[Data excerpts]
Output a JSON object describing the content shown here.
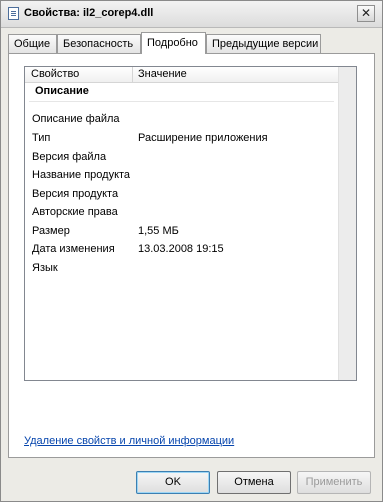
{
  "window": {
    "title": "Свойства: il2_corep4.dll",
    "close_symbol": "✕"
  },
  "tabs": [
    {
      "label": "Общие"
    },
    {
      "label": "Безопасность"
    },
    {
      "label": "Подробно"
    },
    {
      "label": "Предыдущие версии"
    }
  ],
  "columns": {
    "property": "Свойство",
    "value": "Значение"
  },
  "group": "Описание",
  "rows": [
    {
      "name": "Описание файла",
      "value": ""
    },
    {
      "name": "Тип",
      "value": "Расширение приложения"
    },
    {
      "name": "Версия файла",
      "value": ""
    },
    {
      "name": "Название продукта",
      "value": ""
    },
    {
      "name": "Версия продукта",
      "value": ""
    },
    {
      "name": "Авторские права",
      "value": ""
    },
    {
      "name": "Размер",
      "value": "1,55 МБ"
    },
    {
      "name": "Дата изменения",
      "value": "13.03.2008 19:15"
    },
    {
      "name": "Язык",
      "value": ""
    }
  ],
  "link": "Удаление свойств и личной информации",
  "buttons": {
    "ok": "OK",
    "cancel": "Отмена",
    "apply": "Применить"
  }
}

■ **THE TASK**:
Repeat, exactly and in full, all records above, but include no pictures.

■ **RESPONSE TO THE TASK**:
Output a JSON object describing the content shown here.
{
  "window": {
    "title": "Свойства: il2_corep4.dll",
    "close_symbol": "✕"
  },
  "tabs": [
    {
      "label": "Общие"
    },
    {
      "label": "Безопасность"
    },
    {
      "label": "Подробно"
    },
    {
      "label": "Предыдущие версии"
    }
  ],
  "columns": {
    "property": "Свойство",
    "value": "Значение"
  },
  "group": "Описание",
  "rows": [
    {
      "name": "Описание файла",
      "value": ""
    },
    {
      "name": "Тип",
      "value": "Расширение приложения"
    },
    {
      "name": "Версия файла",
      "value": ""
    },
    {
      "name": "Название продукта",
      "value": ""
    },
    {
      "name": "Версия продукта",
      "value": ""
    },
    {
      "name": "Авторские права",
      "value": ""
    },
    {
      "name": "Размер",
      "value": "1,55 МБ"
    },
    {
      "name": "Дата изменения",
      "value": "13.03.2008 19:15"
    },
    {
      "name": "Язык",
      "value": ""
    }
  ],
  "link": "Удаление свойств и личной информации",
  "buttons": {
    "ok": "OK",
    "cancel": "Отмена",
    "apply": "Применить"
  }
}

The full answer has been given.